Financial Capability for Youth
In 2004, Congress designated the month of April as National Financial Literacy Month. In the credit union industry, we also celebrate Youth Month in April! This fortuitous overlap of awareness-raising financial health initiatives means there is no better time to start teaching kids about financial fitness. And Cutting Edge is happy to help along the way with youth accounts, free coin counting, financial education materials, free financial coaching, and more!
Today’s youth face a financial marketplace that is more complex than the one faced by previous generations. Financial capability is knowing how to spend wisely, manage credit, and plan and save for the future. The government website youth.gov identifies five areas of financial literacy and capability that a young person should learn about for the best future outcomes with financial management:
- Banking practices and managing your money
- Savings and investing strategies
- Credit use and interest rates
- Frauds, scams, and predatory lending practices
- Public and work-related benefits
Many adults also struggle with these same concepts – so how do you teach your children or other young people in your life these financial concepts if you’re not sure yourself? There are many free and reliable resources available online from government entities, financial institutions, and consumer protection groups. Here are some of our favorites:
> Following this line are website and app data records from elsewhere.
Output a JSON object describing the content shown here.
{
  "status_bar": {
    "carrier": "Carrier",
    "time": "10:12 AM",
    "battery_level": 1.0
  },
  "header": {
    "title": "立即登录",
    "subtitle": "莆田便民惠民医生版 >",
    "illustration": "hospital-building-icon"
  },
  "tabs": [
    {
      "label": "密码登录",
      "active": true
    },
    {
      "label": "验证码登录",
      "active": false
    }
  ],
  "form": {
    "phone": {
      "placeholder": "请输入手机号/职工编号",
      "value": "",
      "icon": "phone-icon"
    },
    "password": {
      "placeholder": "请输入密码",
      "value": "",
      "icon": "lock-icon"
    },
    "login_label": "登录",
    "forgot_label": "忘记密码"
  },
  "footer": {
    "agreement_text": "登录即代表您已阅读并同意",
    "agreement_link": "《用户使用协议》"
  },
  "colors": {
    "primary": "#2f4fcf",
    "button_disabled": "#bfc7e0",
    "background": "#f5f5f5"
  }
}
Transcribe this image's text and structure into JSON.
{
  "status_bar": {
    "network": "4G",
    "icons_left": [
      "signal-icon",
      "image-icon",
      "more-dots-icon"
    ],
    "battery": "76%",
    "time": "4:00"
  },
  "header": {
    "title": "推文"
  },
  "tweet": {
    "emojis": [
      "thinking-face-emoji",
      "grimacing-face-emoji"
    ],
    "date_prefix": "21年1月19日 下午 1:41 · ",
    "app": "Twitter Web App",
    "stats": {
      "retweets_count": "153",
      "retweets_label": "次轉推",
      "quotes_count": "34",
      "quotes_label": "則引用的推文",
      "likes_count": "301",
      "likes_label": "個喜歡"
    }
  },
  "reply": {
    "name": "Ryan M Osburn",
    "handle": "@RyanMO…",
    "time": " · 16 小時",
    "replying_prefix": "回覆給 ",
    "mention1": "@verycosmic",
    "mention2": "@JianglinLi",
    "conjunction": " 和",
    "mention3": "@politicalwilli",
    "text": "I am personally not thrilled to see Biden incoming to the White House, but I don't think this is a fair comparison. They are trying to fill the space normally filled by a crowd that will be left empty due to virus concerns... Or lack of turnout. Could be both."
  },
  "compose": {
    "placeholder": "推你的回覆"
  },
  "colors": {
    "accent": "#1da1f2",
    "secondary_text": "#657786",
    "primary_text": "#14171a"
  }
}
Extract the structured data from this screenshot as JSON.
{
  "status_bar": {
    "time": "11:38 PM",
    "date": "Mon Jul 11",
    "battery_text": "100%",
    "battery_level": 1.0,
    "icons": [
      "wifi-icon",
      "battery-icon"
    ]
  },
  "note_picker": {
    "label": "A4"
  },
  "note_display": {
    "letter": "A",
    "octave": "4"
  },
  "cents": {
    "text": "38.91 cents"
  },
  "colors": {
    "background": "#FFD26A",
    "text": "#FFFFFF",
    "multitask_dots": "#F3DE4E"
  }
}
Consumer.gov – What to Know and Do
Jump$tart Financial Smarts for Students
Youth.gov – Financial Capability & Literacy
Consumer Financial Protection Bureau (CFPB) – Youth Financial Education
MyCreditUnion.gov – Smart Money Habits Start Early
iQ Credit Union’s Online Courses for Pre-K, K-2nd Grade, and 3rd-6th Grade
Summit Credit Union’s FoolProof Online Financial Literacy
Ent Credit Union’s Downloadable JR Financial Education Resources
Finally, it’s important to model healthy financial habits to your kids and lead by example. Here are some easy steps you can take today to begin help your children create a solid financial foundation:
- Encourage your kids to earn money through work, and consider giving your children an allowance – Help your children come up with a list of responsibilities or jobs they could do for pay. Taking on these responsibilities and earning money for doing so is a great first step in preparing your kids for having a job and learning the value of their work.
- Start money conversations early (in an age-appropriate way), and involve your children in major family purchases – When your family is planning on making a major purchase like a home, new vehicle, etc., include kids in the process. This is the perfect exercise to teach them about the importance of doing research and saving before making a big purchase, comparing products and prices, the cost of financing, and so on.
- Teach your kids about delayed gratification, and explain needs versus wants – This can be as easy as reminding children that we are “just looking” when you find yourself walking down the toy aisle at the store. Teaching kids the concept of delayed gratification can help combat the “buy now, pay later” mentality that can lead to unmanageable credit card debt. Helping children decide if an expense is a necessity or a nice-to-have will not only prepare them for budgeting later in life, but understanding a want versus a need will also encourage kids to save up for those wants and will feel extra rewarding when they can buy it!
- Let your children make spending decisions with their own money – sometimes kids receive money as a gift or from their allowance. Should you let them spend all of it during your next trip to the store, or should you make them save up the money for that new video game they’ve been asking for? It’s important to give your kids the power to decide what they want to buy with their money because it will help them understand the need for saving. Plus, it’s better to make a mistake at 12 with $50 than at 35 with $50k. Since the main goal is to let them learn from their financial choices, try giving them total control over how they spend it.